Okay, ladies and gents, is there any way to efficently combine c++ exceptions with ogl and still have good performace?

see, i first imagined that if there’s only try/catch blocks around the areas of code that aren’t time critical, it wouldn’t affect the areas that are, i.e. my RENDERING code.

well, woe is me, because as soon as you click the check box for your project that says to enable exceptions, everything boggs, and i don’t know why…

anyway, i want to use exceptions w/ my ogl code, at least near it, so does anyone know of some way to selectively enable/disable it for different sections of code (#pragma, i’d imagine)

is there anyone who has actually done this sucessfully? (speculation takes soo much more time than proven fact… )

please, lemino, but please don’t bust on me if using exceptions isn’t ogl"pc"

-hopefull in pa

I wouldn’t touch 'dem exception thingies with a ten-foot pole.

Sometimes they’re required, like with file mappings where what was formerly a file read or write error suddenly becomes a program crash, but I do all my error checking in my programs the old-fashioned way. If I need to catch an exception generated by the CPU, that’s the only exception [ha ha ha] I’ll make to that rule.

  • Matt

Matt is right, don’t touch exception except in loading code where speed is not that important.

How about wrapping the main code in a single catchall?

With Borland compilers you can enable/ disable exceptions using
#pragma option -x
#pragma option +x
But I agree with the other guys: Deactivate exceptions and be happy!

Exceptions are a powerful tool for
EXCEPTIONAL cases. Typical implementations
of exceptions will cost nothing (0) when
you pass a “try” sentinel, but will cause
massive paging, loading of exception tables,
and all other kinds of nastiness if you
actually, god forbid, throw an exception.

Do not, repeat NOT, use exceptions for flow
control. Except for exceptional

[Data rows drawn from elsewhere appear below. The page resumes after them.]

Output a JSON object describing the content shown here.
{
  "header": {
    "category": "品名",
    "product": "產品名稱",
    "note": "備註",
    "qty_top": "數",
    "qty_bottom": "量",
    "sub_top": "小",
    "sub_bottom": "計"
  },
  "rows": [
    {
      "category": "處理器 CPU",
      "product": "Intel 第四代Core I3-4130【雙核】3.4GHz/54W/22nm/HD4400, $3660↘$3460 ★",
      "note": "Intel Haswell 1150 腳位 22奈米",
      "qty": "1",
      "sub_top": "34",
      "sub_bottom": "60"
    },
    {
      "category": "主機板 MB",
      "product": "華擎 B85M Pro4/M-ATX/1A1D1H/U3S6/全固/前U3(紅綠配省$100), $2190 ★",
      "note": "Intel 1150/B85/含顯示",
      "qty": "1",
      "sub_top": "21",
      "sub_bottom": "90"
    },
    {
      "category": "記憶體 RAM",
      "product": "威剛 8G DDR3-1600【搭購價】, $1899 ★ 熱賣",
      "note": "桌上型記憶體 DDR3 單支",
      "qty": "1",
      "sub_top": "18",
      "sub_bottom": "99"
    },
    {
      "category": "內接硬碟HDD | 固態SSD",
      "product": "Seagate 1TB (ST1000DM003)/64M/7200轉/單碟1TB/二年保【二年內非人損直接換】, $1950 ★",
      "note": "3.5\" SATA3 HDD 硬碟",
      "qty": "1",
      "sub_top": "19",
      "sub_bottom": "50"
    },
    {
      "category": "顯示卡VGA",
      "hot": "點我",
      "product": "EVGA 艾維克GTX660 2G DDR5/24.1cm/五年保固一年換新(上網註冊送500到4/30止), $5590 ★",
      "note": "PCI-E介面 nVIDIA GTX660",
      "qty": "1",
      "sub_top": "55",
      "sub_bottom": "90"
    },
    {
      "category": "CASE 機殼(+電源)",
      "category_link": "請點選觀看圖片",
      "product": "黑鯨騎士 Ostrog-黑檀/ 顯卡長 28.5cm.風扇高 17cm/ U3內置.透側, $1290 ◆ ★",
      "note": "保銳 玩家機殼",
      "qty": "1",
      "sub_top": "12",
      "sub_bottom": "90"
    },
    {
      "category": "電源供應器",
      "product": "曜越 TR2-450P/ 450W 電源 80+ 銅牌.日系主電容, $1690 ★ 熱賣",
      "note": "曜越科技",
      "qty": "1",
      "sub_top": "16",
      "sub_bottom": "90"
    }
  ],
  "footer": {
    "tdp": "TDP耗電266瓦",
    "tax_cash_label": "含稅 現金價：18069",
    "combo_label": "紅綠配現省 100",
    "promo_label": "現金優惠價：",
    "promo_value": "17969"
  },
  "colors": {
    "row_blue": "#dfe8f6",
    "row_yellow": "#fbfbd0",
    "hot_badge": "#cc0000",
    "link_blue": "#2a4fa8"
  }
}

If there’s some issue with the runtime libs
on your platform when you enable exceptions,
you may wish to disassemble the code
generated by your compiler and see what’s
going on.